AIM OF THE TASK: The data follows. Retype every entry exactly.

PROVIDED INFORMATION:

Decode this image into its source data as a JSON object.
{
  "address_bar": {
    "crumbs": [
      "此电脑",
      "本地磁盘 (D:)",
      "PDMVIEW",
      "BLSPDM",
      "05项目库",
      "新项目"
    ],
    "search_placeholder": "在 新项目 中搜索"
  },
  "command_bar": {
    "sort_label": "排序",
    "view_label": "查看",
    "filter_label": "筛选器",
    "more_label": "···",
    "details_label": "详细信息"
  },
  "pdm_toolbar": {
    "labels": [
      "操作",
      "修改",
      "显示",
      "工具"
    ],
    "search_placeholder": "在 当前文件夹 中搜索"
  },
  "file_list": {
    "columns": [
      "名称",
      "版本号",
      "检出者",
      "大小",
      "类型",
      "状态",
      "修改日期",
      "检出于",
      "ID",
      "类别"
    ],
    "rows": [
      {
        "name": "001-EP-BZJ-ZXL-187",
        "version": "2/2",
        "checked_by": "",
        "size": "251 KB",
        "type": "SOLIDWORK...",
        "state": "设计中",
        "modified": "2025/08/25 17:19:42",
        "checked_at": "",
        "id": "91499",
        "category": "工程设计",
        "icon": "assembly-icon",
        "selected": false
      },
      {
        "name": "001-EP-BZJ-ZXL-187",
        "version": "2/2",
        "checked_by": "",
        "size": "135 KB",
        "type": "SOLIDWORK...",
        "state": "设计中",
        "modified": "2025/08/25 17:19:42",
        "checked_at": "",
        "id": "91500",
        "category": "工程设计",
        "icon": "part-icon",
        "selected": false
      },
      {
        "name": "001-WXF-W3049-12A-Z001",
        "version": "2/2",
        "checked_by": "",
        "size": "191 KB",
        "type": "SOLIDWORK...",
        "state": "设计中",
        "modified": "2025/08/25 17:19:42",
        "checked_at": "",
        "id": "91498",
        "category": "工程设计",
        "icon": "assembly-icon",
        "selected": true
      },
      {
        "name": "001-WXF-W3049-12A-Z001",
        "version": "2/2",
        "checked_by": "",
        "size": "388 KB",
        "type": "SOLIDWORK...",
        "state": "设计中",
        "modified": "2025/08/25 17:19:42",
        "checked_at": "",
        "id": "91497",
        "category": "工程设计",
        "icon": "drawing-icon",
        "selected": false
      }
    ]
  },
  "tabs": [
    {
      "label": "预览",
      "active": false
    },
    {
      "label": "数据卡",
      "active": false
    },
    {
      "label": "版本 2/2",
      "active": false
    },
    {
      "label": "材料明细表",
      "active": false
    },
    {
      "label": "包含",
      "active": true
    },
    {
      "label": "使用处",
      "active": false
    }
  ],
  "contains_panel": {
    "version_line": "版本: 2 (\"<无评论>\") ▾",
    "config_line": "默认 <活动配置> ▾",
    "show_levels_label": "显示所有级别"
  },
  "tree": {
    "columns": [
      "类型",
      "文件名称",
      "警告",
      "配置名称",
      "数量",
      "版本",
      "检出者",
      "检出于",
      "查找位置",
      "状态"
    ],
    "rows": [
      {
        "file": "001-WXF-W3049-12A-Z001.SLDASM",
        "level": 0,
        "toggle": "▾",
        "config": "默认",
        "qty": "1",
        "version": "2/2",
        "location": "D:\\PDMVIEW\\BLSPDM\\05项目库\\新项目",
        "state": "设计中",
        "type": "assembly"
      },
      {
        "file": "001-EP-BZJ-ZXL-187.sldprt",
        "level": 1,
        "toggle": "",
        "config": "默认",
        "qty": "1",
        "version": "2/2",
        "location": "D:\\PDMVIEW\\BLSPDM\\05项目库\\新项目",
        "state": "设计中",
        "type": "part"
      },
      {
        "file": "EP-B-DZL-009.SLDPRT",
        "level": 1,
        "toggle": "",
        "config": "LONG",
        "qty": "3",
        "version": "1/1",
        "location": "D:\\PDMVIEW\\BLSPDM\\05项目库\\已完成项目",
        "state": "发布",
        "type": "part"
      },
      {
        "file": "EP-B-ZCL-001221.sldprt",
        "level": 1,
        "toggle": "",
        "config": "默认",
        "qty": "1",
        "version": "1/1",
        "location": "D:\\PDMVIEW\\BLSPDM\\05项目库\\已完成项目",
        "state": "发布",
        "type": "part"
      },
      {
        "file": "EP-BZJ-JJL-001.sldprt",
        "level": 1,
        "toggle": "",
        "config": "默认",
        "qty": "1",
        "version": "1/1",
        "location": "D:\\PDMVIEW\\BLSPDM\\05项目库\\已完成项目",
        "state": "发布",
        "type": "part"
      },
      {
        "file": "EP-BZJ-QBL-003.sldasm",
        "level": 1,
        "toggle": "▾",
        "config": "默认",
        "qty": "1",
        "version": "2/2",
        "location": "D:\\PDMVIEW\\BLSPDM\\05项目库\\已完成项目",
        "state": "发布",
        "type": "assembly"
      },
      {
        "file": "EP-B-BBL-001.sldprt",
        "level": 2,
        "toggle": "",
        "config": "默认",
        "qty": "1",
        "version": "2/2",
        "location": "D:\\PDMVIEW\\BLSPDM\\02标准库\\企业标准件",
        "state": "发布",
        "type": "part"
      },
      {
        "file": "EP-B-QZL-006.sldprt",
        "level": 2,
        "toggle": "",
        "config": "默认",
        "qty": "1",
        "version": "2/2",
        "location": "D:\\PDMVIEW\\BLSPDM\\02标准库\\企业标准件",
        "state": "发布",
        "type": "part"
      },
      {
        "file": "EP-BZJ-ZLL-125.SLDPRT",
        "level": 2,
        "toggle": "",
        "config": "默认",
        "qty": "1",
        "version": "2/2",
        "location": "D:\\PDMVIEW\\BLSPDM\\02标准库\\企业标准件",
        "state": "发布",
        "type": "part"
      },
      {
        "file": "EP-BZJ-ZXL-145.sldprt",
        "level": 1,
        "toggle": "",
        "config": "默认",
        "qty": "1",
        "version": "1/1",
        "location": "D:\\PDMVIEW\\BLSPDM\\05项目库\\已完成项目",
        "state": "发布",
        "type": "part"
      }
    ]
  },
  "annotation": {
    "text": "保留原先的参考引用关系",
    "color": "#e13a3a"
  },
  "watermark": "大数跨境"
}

ANSWER SECTION:
Decode this image into its source data as a JSON object.
{
  "address_bar": {
    "crumbs": [
      "此电脑",
      "本地磁盘 (D:)",
      "PDMVIEW",
      "BLSPDM",
      "05项目库",
      "新项目"
    ],
    "search_placeholder": "在 新项目 中搜索"
  },
  "command_bar": {
    "sort_label": "排序",
    "view_label": "查看",
    "filter_label": "筛选器",
    "more_label": "···",
    "details_label": "详细信息"
  },
  "pdm_toolbar": {
    "labels": [
      "操作",
      "修改",
      "显示",
      "工具"
    ],
    "search_placeholder": "在 当前文件夹 中搜索"
  },
  "file_list": {
    "columns": [
      "名称",
      "版本号",
      "检出者",
      "大小",
      "类型",
      "状态",
      "修改日期",
      "检出于",
      "ID",
      "类别"
    ],
    "rows": [
      {
        "name": "001-EP-BZJ-ZXL-187",
        "version": "2/2",
        "checked_by": "",
        "size": "251 KB",
        "type": "SOLIDWORK...",
        "state": "设计中",
        "modified": "2025/08/25 17:19:42",
        "checked_at": "",
        "id": "91499",
        "category": "工程设计",
        "icon": "assembly-icon",
        "selected": false
      },
      {
        "name": "001-EP-BZJ-ZXL-187",
        "version": "2/2",
        "checked_by": "",
        "size": "135 KB",
        "type": "SOLIDWORK...",
        "state": "设计中",
        "modified": "2025/08/25 17:19:42",
        "checked_at": "",
        "id": "91500",
        "category": "工程设计",
        "icon": "part-icon",
        "selected": false
      },
      {
        "name": "001-WXF-W3049-12A-Z001",
        "version": "2/2",
        "checked_by": "",
        "size": "191 KB",
        "type": "SOLIDWORK...",
        "state": "设计中",
        "modified": "2025/08/25 17:19:42",
        "checked_at": "",
        "id": "91498",
        "category": "工程设计",
        "icon": "assembly-icon",
        "selected": true
      },
      {
        "name": "001-WXF-W3049-12A-Z001",
        "version": "2/2",
        "checked_by": "",
        "size": "388 KB",
        "type": "SOLIDWORK...",
        "state": "设计中",
        "modified": "2025/08/25 17:19:42",
        "checked_at": "",
        "id": "91497",
        "category": "工程设计",
        "icon": "drawing-icon",
        "selected": false
      }
    ]
  },
  "tabs": [
    {
      "label": "预览",
      "active": false
    },
    {
      "label": "数据卡",
      "active": false
    },
    {
      "label": "版本 2/2",
      "active": false
    },
    {
      "label": "材料明细表",
      "active": false
    },
    {
      "label": "包含",
      "active": true
    },
    {
      "label": "使用处",
      "active": false
    }
  ],
  "contains_panel": {
    "version_line": "版本: 2 (\"<无评论>\") ▾",
    "config_line": "默认 <活动配置> ▾",
    "show_levels_label": "显示所有级别"
  },
  "tree": {
    "columns": [
      "类型",
      "文件名称",
      "警告",
      "配置名称",
      "数量",
      "版本",
      "检出者",
      "检出于",
      "查找位置",
      "状态"
    ],
    "rows": [
      {
        "file": "001-WXF-W3049-12A-Z001.SLDASM",
        "level": 0,
        "toggle": "▾",
        "config": "默认",
        "qty": "1",
        "version": "2/2",
        "location": "D:\\PDMVIEW\\BLSPDM\\05项目库\\新项目",
        "state": "设计中",
        "type": "assembly"
      },
      {
        "file": "001-EP-BZJ-ZXL-187.sldprt",
        "level": 1,
        "toggle": "",
        "config": "默认",
        "qty": "1",
        "version": "2/2",
        "location": "D:\\PDMVIEW\\BLSPDM\\05项目库\\新项目",
        "state": "设计中",
        "type": "part"
      },
      {
        "file": "EP-B-DZL-009.SLDPRT",
        "level": 1,
        "toggle": "",
        "config": "LONG",
        "qty": "3",
        "version": "1/1",
        "location": "D:\\PDMVIEW\\BLSPDM\\05项目库\\已完成项目",
        "state": "发布",
        "type": "part"
      },
      {
        "file": "EP-B-ZCL-001221.sldprt",
        "level": 1,
        "toggle": "",
        "config": "默认",
        "qty": "1",
        "version": "1/1",
        "location": "D:\\PDMVIEW\\BLSPDM\\05项目库\\已完成项目",
        "state": "发布",
        "type": "part"
      },
      {
        "file": "EP-BZJ-JJL-001.sldprt",
        "level": 1,
        "toggle": "",
        "config": "默认",
        "qty": "1",
        "version": "1/1",
        "location": "D:\\PDMVIEW\\BLSPDM\\05项目库\\已完成项目",
        "state": "发布",
        "type": "part"
      },
      {
        "file": "EP-BZJ-QBL-003.sldasm",
        "level": 1,
        "toggle": "▾",
        "config": "默认",
        "qty": "1",
        "version": "2/2",
        "location": "D:\\PDMVIEW\\BLSPDM\\05项目库\\已完成项目",
        "state": "发布",
        "type": "assembly"
      },
      {
        "file": "EP-B-BBL-001.sldprt",
        "level": 2,
        "toggle": "",
        "config": "默认",
        "qty": "1",
        "version": "2/2",
        "location": "D:\\PDMVIEW\\BLSPDM\\02标准库\\企业标准件",
        "state": "发布",
        "type": "part"
      },
      {
        "file": "EP-B-QZL-006.sldprt",
        "level": 2,
        "toggle": "",
        "config": "默认",
        "qty": "1",
        "version": "2/2",
        "location": "D:\\PDMVIEW\\BLSPDM\\02标准库\\企业标准件",
        "state": "发布",
        "type": "part"
      },
      {
        "file": "EP-BZJ-ZLL-125.SLDPRT",
        "level": 2,
        "toggle": "",
        "config": "默认",
        "qty": "1",
        "version": "2/2",
        "location": "D:\\PDMVIEW\\BLSPDM\\02标准库\\企业标准件",
        "state": "发布",
        "type": "part"
      },
      {
        "file": "EP-BZJ-ZXL-145.sldprt",
        "level": 1,
        "toggle": "",
        "config": "默认",
        "qty": "1",
        "version": "1/1",
        "location": "D:\\PDMVIEW\\BLSPDM\\05项目库\\已完成项目",
        "state": "发布",
        "type": "part"
      }
    ]
  },
  "annotation": {
    "text": "保留原先的参考引用关系",
    "color": "#e13a3a"
  },
  "watermark": "大数跨境"
}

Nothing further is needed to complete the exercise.